    I thought your post was very well thought out. I agree in the sense that I personally do not fully agree with evolutionary psychology, but at the same time, you have to respect the progress that mankind has made as far as adapting to what has been made available to us. I also think that our behaviors and thoughts are results of what we encounter that forms our ideals and beliefs. Although our ancestors may have contributed to certain areas of our development, I do not think that they can be directly linked to how we behave and or think. Well done, I couldn’t agree more!

  8. Josh Marshall on Blog Post Number 2
    2:30 pm, 01.31.13

    Very interesting take on the contrasts of conversation styles of the Greeks and modern day humans. I think that it is safe to say that communication has evolved drastically away from that of theory and reasoning and has been directed more towards relational matters. You bring up a great point in saying that the things that they would indulge in deep conversation about is easily accessible by our fingertips on the internet. With so much time that has passed between then and now, we are rich with answers to virtually almost any question that may be asked, because of our resources.

  9. Josh Marshall on Blog #2
    2:08 pm, 01.31.13

    Well said! The correlation between gladiators and modern day sports are very similar. Granted the stakes were much higher for the gladiators, but the “kill or be killed” mindset is still prevalent in current sports. The gladiators fought for their lives, and football players play for a living. They are different, but are still the same basic concept of it being a lifestyle of survival.
    I thought this was very well thought out and that you put it into an interesting perspective. Thanks for sharing!

  10. Josh Marshall on The Good Life
    12:14 pm, 01.21.13
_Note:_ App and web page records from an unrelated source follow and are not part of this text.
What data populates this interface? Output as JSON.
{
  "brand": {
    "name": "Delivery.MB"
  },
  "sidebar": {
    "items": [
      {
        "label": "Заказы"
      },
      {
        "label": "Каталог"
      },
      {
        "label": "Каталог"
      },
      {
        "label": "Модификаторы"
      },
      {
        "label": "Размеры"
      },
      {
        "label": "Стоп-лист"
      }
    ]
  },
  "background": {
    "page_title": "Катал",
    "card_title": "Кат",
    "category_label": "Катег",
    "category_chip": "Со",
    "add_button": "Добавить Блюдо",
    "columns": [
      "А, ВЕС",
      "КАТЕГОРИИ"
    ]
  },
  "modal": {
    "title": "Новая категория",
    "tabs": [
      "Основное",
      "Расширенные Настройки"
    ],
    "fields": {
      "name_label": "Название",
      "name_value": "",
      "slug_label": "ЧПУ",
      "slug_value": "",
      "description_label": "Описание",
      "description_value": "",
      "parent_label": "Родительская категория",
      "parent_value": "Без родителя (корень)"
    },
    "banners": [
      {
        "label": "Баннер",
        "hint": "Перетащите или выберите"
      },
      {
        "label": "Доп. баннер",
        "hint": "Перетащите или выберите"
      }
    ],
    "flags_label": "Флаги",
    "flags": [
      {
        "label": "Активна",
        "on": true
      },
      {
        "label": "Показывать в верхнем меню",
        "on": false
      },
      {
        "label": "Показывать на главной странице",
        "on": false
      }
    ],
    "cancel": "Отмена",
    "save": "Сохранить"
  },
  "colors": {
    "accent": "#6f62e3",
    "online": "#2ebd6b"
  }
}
    I like the fact that your took a more religious view to this question. It is one thing that I am personally greatly looking forward to as well. This world is corrupted with sin and pain almost everywhere we look. Whether it is chronic illness, emotional, or mental pain, we are surrounded by it. The fact that Jesus was so willing to come to earth and die for you and for me so that one day we might get a chance to live the “good life” continues to astound me. Yes indeed, what a good life we have inherited from our Lord and Savior!